A level of difficulty entails certain assumptions. Problems arise when those assumptions do not obtain. Most difficulty settings assume some level of experience, either in player skill or numerical balance.
Numerically, a new raid tier assumes a certain gearscore, probably that almost everyone on your team has a partial set from the last raid tier. You could shoot lower or have a DPS check that assumes full tier 12 before you have a reasonable chance at tier 13, but that will lead to easy/difficult raids. The new raid will also assume that you already know all your class abilities and how to use them to counter common situations. Hard mode for the new raid will assume that you have beaten normal mode and know all the mechanics.
Pixel click bosses assume that you already know everything the bosses can do. Well, no, they don’t assume that, but beating them is balanced around that. You are expected to research or fail the first few times until you know what that icon means. If you have the time and resources to spend on first-hand research, you can be a trailblazer. If not, the wiki and Youtube are there for you. If difficulty were tuned to give you a reasonable chance walking in blind, you would probably find the fights trivial when you did not need to spend two minutes reading abilities and thinking about how they interact. (LotRO’s “In Their Absence” update did many things very well, including hitting this balance of fair bosses.)
When I say that Guild wars expects you to have the wiki open, I mean that the difficulty of encounters is tuned around players’ already knowing what those encounters are. You can beat many/most of them going in blind, and the mastery reward almost certainly involves knowing the encounters once you are past the tutorial missions. Later missions are balanced around the assumption that you have capped your equipment and that you have taken time to farm elite skills. With the right skill setup, missions can go from a 5% chance of success to a 95% chance of mastery. Even the hardest missions are not balanced around the assumption of the perfect build, so the perfect build can make it trivial, but an all purpose build may not work for all purposes, and it certainly might not get you to the mission bonus needed for the titles.
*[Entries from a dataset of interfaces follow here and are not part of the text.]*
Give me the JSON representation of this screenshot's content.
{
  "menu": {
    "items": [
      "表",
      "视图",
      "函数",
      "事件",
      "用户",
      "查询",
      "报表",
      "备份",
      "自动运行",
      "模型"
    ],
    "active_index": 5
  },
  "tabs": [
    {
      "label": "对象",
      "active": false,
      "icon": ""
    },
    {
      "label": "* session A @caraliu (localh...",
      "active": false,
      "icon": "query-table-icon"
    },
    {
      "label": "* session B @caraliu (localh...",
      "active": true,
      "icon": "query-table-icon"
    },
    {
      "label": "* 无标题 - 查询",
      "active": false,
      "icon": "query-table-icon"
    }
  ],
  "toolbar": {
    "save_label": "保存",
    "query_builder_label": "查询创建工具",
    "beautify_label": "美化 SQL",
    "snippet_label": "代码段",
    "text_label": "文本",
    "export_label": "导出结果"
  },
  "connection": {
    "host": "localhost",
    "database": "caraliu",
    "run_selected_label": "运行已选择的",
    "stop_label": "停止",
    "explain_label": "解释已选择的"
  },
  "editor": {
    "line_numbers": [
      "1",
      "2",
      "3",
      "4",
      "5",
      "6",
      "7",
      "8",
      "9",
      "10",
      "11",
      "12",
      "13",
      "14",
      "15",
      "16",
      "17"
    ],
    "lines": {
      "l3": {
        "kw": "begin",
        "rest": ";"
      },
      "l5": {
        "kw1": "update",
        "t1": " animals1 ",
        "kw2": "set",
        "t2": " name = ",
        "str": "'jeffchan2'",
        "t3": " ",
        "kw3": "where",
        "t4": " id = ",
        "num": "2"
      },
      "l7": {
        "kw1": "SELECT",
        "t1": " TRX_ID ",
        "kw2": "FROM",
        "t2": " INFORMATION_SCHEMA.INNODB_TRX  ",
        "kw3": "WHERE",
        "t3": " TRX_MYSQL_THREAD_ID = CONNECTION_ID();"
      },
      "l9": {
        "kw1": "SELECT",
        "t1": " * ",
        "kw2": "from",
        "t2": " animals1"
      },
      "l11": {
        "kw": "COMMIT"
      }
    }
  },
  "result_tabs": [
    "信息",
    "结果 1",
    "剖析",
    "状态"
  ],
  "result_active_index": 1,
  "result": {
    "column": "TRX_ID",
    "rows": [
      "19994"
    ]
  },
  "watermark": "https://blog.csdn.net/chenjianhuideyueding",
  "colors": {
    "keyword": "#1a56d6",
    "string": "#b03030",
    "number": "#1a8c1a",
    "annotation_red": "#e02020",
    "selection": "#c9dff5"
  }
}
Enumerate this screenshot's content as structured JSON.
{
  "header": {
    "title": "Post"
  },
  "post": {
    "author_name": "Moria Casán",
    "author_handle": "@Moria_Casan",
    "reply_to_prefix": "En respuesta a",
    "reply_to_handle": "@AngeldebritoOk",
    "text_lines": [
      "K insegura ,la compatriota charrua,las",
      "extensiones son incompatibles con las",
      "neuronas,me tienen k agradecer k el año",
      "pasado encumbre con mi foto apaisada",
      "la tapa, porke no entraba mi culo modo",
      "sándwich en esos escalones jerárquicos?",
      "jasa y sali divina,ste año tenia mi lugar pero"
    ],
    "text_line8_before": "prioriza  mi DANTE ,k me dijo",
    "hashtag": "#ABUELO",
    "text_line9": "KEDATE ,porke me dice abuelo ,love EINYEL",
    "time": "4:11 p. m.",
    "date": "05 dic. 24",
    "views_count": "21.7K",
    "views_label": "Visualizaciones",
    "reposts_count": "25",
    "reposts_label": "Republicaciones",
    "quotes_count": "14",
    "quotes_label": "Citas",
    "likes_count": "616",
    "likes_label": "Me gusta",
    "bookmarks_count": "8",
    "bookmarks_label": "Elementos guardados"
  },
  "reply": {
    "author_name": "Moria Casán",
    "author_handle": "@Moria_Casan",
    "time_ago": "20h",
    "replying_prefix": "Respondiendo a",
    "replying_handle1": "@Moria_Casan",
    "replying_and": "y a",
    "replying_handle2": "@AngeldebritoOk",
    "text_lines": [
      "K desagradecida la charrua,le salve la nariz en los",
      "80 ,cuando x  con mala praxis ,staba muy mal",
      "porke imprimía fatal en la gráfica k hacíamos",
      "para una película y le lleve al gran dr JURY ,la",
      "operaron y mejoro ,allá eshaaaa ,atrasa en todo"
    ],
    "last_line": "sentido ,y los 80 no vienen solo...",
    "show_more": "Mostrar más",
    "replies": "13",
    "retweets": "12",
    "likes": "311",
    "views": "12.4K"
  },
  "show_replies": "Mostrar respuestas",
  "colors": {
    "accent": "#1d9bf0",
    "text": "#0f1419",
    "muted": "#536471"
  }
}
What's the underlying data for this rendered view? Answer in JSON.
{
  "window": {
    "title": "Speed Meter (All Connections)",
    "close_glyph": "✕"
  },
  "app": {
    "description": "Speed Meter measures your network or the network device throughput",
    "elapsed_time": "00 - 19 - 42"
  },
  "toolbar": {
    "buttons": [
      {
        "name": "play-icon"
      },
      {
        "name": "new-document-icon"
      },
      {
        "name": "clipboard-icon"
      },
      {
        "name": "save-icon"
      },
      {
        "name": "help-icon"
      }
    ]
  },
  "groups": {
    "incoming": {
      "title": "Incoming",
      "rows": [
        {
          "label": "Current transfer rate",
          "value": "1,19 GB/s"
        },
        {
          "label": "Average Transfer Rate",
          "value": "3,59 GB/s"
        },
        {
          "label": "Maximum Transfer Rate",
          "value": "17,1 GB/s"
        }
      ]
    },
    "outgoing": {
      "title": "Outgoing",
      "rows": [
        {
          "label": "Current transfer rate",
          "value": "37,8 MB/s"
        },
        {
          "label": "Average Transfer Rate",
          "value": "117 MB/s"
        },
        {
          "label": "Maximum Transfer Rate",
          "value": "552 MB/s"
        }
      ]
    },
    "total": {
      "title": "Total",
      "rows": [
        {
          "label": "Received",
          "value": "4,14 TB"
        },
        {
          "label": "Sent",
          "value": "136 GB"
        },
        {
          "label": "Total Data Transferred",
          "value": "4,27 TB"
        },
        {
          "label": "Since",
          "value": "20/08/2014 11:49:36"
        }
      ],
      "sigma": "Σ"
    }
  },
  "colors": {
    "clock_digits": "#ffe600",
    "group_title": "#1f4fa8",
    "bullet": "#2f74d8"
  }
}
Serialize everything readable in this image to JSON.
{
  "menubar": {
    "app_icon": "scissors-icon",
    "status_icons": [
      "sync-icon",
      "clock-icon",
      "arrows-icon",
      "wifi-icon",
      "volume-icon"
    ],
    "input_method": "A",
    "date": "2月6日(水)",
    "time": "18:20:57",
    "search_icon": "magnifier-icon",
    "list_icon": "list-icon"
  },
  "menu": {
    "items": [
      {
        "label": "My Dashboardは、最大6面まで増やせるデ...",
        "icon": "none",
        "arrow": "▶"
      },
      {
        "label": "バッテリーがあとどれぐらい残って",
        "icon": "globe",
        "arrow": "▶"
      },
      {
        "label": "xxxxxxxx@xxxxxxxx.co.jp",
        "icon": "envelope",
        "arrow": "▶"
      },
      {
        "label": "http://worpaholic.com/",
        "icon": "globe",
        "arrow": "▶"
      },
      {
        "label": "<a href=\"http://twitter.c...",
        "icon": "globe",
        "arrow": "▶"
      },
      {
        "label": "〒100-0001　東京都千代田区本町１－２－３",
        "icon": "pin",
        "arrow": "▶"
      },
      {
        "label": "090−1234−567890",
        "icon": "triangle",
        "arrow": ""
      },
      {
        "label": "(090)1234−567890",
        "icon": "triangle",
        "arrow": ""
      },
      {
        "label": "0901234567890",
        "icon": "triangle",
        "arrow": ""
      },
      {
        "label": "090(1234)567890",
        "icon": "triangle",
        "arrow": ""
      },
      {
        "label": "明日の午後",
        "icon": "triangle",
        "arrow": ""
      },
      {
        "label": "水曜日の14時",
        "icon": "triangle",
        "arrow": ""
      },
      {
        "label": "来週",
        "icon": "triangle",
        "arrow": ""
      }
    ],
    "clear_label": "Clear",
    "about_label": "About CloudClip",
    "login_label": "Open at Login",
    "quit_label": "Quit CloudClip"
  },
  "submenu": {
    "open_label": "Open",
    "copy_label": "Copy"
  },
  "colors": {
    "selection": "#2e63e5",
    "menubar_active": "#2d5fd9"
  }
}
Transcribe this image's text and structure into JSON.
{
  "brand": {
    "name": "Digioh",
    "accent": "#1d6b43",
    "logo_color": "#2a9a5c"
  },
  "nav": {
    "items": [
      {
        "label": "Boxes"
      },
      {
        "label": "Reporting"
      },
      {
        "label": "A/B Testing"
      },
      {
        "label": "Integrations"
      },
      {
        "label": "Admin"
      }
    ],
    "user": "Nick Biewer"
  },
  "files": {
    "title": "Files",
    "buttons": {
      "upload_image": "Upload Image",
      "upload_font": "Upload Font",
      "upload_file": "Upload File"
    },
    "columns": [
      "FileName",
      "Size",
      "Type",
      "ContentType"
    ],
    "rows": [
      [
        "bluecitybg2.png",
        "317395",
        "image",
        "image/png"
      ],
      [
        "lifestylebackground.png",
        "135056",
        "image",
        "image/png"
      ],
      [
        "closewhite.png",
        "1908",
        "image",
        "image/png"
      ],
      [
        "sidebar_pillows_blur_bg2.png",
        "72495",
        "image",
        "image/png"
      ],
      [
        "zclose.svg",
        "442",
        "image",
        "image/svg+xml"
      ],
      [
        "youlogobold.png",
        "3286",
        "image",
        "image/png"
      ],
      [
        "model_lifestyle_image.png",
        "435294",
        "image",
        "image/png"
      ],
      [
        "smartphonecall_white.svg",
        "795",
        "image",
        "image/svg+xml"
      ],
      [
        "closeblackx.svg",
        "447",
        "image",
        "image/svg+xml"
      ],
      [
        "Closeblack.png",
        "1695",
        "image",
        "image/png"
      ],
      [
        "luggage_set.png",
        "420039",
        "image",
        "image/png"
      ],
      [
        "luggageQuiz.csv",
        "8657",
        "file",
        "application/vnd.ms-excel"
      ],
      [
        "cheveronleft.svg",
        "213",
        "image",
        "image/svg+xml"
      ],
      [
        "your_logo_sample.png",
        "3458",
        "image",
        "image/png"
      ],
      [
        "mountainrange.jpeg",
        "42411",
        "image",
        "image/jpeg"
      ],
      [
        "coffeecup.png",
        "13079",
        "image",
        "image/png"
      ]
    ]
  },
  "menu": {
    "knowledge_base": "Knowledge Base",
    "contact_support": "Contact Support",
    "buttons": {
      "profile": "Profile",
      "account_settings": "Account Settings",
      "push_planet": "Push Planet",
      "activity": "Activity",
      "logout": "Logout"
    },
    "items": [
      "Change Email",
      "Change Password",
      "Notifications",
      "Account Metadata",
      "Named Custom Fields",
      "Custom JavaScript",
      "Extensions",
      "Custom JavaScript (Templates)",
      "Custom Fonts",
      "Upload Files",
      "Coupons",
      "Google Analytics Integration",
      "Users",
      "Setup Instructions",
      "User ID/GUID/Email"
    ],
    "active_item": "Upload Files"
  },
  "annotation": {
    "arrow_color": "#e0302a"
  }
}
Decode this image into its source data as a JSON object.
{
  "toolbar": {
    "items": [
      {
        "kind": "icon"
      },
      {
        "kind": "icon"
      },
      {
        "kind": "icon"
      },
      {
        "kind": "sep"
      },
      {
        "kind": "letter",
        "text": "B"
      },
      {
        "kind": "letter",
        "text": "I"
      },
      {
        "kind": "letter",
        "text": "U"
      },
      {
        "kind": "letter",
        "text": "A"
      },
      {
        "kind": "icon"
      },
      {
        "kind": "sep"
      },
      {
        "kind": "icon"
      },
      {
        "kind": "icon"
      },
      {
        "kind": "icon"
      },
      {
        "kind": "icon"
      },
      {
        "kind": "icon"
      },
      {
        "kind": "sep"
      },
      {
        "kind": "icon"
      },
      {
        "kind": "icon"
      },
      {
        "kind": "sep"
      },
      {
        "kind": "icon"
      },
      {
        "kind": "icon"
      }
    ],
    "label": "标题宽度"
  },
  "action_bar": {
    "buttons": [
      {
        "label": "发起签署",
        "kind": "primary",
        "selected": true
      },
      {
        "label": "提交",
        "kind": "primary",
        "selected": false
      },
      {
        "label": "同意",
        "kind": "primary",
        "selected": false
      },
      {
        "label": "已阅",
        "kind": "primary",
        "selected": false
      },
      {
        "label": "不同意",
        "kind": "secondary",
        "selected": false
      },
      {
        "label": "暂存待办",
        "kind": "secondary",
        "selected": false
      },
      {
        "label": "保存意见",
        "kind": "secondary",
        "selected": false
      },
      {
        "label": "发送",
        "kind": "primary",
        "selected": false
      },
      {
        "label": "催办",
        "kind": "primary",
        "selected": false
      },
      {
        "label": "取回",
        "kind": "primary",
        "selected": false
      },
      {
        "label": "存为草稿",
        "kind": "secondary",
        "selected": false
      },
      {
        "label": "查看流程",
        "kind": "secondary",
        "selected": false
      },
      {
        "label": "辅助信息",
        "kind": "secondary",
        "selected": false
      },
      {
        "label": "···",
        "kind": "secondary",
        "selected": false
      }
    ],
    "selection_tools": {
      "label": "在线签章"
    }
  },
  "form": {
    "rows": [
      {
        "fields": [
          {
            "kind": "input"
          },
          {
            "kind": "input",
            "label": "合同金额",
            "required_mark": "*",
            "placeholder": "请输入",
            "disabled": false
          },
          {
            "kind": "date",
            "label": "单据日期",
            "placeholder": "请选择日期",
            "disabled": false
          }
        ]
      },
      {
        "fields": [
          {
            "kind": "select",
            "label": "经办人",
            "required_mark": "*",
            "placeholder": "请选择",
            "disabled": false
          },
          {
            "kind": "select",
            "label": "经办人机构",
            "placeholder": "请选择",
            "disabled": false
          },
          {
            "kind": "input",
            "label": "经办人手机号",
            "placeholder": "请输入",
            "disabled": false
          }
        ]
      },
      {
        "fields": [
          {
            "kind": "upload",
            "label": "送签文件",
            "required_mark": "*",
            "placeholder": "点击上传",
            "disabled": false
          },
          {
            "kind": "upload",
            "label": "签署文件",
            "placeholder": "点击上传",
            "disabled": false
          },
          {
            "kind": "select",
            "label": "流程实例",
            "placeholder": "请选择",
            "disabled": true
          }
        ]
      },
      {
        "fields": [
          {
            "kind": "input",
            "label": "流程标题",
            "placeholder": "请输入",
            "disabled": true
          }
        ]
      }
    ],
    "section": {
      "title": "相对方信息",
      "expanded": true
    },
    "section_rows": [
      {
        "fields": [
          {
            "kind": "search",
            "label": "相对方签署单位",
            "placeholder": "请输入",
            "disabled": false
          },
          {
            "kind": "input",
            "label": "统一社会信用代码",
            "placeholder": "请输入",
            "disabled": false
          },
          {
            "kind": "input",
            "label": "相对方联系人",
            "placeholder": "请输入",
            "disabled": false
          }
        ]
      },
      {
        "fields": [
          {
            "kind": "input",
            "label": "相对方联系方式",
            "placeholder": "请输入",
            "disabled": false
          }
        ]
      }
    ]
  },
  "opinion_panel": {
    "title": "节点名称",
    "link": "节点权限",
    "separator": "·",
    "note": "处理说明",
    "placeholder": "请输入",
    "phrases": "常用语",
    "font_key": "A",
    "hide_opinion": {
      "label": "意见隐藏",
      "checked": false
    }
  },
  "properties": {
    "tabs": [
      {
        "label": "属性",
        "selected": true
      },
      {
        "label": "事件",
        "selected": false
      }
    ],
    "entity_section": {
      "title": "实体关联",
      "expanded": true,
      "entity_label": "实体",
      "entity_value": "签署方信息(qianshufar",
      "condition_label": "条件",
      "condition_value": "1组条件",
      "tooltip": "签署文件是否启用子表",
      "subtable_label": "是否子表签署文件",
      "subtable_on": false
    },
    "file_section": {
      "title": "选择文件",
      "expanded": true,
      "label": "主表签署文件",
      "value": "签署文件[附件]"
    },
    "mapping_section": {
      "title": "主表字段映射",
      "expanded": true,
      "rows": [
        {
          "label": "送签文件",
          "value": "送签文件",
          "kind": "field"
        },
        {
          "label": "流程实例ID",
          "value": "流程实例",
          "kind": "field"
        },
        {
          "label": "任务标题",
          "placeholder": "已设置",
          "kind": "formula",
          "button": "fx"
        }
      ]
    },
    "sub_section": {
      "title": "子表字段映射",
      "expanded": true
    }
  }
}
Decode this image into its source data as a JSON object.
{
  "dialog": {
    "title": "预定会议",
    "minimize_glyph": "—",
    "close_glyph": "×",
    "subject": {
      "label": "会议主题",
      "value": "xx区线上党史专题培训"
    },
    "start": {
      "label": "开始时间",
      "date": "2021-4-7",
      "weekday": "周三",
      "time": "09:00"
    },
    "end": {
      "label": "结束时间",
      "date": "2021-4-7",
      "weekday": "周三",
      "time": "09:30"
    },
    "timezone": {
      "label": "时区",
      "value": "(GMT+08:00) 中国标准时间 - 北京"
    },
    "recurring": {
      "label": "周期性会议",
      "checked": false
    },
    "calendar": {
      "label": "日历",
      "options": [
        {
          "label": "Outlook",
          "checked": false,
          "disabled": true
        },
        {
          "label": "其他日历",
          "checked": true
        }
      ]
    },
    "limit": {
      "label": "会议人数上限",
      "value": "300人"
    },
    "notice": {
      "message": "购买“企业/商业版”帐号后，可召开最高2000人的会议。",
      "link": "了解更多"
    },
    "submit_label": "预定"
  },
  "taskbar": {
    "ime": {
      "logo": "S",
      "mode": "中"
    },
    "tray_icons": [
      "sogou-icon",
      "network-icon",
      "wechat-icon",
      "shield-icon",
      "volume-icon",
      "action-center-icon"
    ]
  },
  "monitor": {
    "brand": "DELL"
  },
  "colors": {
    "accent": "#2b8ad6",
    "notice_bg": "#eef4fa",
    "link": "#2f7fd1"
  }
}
Most of us come from a single-player game background, and the “gotcha” moments there are so common that it is actually shocking to have a one-phase final boss. Oh look, I needed to bring two entirely different weapons to the final fight, and I lost half my health for not leaping away from the boss the instant he died. Yawn. Okay, learn how phase two works, then re-load and re-do phase one. Let’s hope we didn’t waste too much time on phase one. Do I sound bored? I’m bored with it. It’s both obvious and nigh impossible to plan for, so the game is effectively taxing you X minutes by not having a save point between boss phases. You know it’s going to try to screw you over, just like you knew a big fight was coming when you found the stack of health and ammo.
That moment is far worse in multi-player games because it needs to be balanced around everyone knowing, so being the one guy who does not know means ruining it for everyone. That’s not fun design. You face lots of situations where there is a briefing before the fight and half the players are just following orders while trying to get some sense of what is going on here. That’s not a lot of fun as either the leader or the follower, and there is a narrow window for groups that already know each other to explore collectively without anyone feeling dragged along or held back … but you’ve already heard my rants about games that need you to bring all your own friends and fun to work (short version: so you might as well play anything because the game is not carrying its weight).
The numeric balancing is clearer. You can demonstrate that X DPS or Y gearscore is needed to reasonably beat a fight. The developers could even post that on the entry screen. Skill and knowledge balancing is much harder.